October 18, 2017

There they go again: AJC editors edit and correct online news stories with zero notation to readers – how to make false statements disappear

Posted by D.A. King at 1:02 am - Email the author   Print This Post Print This Post  

photo: AJC

 

There they go again. The editors at the AJC routinely post online news articles with inaccurate “facts.” Then, if they are challenged, change the copy without any notation or admission of error. And it happens a lot.

The latest case we know of comes in a story about DACA recipients, how hard life is for victims of borders and how they tell their story by painting the outside of a liquor store on Buford Highway. In it, an AJC education reporter, Vanessa McCray, mentions that Georgia is home to “about 24,000” illegal aliens (she used “undocumented immigrants” – but it is just too ridiculous to label these illegals ‘undocumented’ when they have been given work permits, valid Social Security Numbers and drivers licenses).

McCray’s news report came just days after one from AJC immigration reporter Jeremy Redmon who cited a report from USCIS that put the number of DACA winners at 21,600.

I noted the difference, and sent McCray a note asking about her source for the 24,000.

In the meantime, as part of a separate conversation on DACA statistics and legal status (attention AJC editors), I also asked the USCIS spokesperson, Pamela Wilson, about the differing numbers and if she had seen the AJC stories. Wilson was kind enough to get back to me quickly and explained the obvious – that the 21,600 figure was from September and the 24,000 figure was from June. Apparently 2400-ish DACA “children” left the state since June – which is also puzzling…

Yesterday I was surprised to get a call from AJC reporter McCray who explained that the 24,000 number she used was old and from June. She then informed me that the figure had been changed to reflect the September report from USCIS. She seemed nice.

This is a simple and easy to understand oversight. Especially for reporter on a story mostly off her beat. It is heartening – and unusual – that an AJC reporter called here in response to an email question to say a stat was corrected. All cool.

But the AJC editors refuse to acknowledge mistakes like this. They simply edit the story – in this case after it was online for at least four days – and never note the update or correction for readers. I don’t know if McCray’s piece was in the hard copy newspaper, but the online version also features a video that apparently cannot be updated as it still has the 24,000 number.

More?

Here is another example of editing and correcting without a notation. This one is from the AJC Political Insider blog during the 2017 Georgia General Assembly.
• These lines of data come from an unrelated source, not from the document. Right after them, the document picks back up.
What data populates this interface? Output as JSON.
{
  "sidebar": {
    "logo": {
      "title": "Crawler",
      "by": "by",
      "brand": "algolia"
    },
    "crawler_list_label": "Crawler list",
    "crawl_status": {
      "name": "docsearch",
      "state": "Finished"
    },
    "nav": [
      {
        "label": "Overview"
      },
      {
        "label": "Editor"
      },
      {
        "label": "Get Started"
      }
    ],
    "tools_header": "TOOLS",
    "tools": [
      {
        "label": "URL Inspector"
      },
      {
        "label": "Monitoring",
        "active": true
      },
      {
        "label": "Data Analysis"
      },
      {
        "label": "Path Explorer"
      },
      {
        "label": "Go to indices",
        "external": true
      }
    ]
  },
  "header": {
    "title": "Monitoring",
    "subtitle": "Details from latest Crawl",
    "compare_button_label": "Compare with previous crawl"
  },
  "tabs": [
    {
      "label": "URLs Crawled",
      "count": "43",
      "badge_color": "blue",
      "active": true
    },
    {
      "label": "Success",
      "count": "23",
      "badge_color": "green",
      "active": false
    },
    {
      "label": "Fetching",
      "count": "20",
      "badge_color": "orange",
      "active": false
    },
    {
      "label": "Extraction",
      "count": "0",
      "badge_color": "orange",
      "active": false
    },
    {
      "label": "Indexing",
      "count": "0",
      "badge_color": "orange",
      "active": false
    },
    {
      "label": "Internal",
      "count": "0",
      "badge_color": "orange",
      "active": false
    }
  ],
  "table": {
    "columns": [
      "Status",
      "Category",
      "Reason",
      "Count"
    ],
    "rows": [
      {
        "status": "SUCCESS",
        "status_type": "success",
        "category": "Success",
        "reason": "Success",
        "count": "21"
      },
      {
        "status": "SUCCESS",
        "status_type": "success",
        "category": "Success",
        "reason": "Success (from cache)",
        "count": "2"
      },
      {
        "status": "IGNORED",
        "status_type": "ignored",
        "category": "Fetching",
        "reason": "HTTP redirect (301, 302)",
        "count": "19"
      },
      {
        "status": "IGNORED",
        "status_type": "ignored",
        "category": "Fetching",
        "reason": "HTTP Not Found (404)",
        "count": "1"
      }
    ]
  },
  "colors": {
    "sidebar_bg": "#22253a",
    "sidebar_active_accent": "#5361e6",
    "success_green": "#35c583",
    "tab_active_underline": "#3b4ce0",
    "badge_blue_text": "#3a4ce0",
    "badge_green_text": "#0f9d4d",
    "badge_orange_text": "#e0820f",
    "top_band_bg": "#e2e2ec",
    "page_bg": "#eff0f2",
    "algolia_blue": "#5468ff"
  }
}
We are pretty sure Jim Galloway wrote the story which was critical of a House bill involving regulations protecting sand dunes on the coast.

They headlined it “How to make a sand dune on the Georgia coast disappear.”

But it turned out that the blog was as much about how to make a false statement disappear in the AJC.

The original version of the story, which can still be read on the invaluable Way Back machine website, contained a statement telling readers that “the bill would cut in half the strip of beach that falls under the shadow of the state Shore Protection Act, from 50 to 25 feet” (my emphasis). It was the fourth paragraph.

It was quickly revealed in the Capitol that the statement was not true. So…poof. It was excised from the story and you cannot see it on the revised version. As usual, there is no note to readers of the deletion edit or that the story was corrected or changed. Or wrong.

I pointed this out to a gang of senior AJC management when it happened. I never heard back from any of them.

At the “Credible. Compelling. Complete” AJC, this happens a lot.

dak

update: “Sentence with “Then” in first paragraph corrected Oct. 20, 1:07PM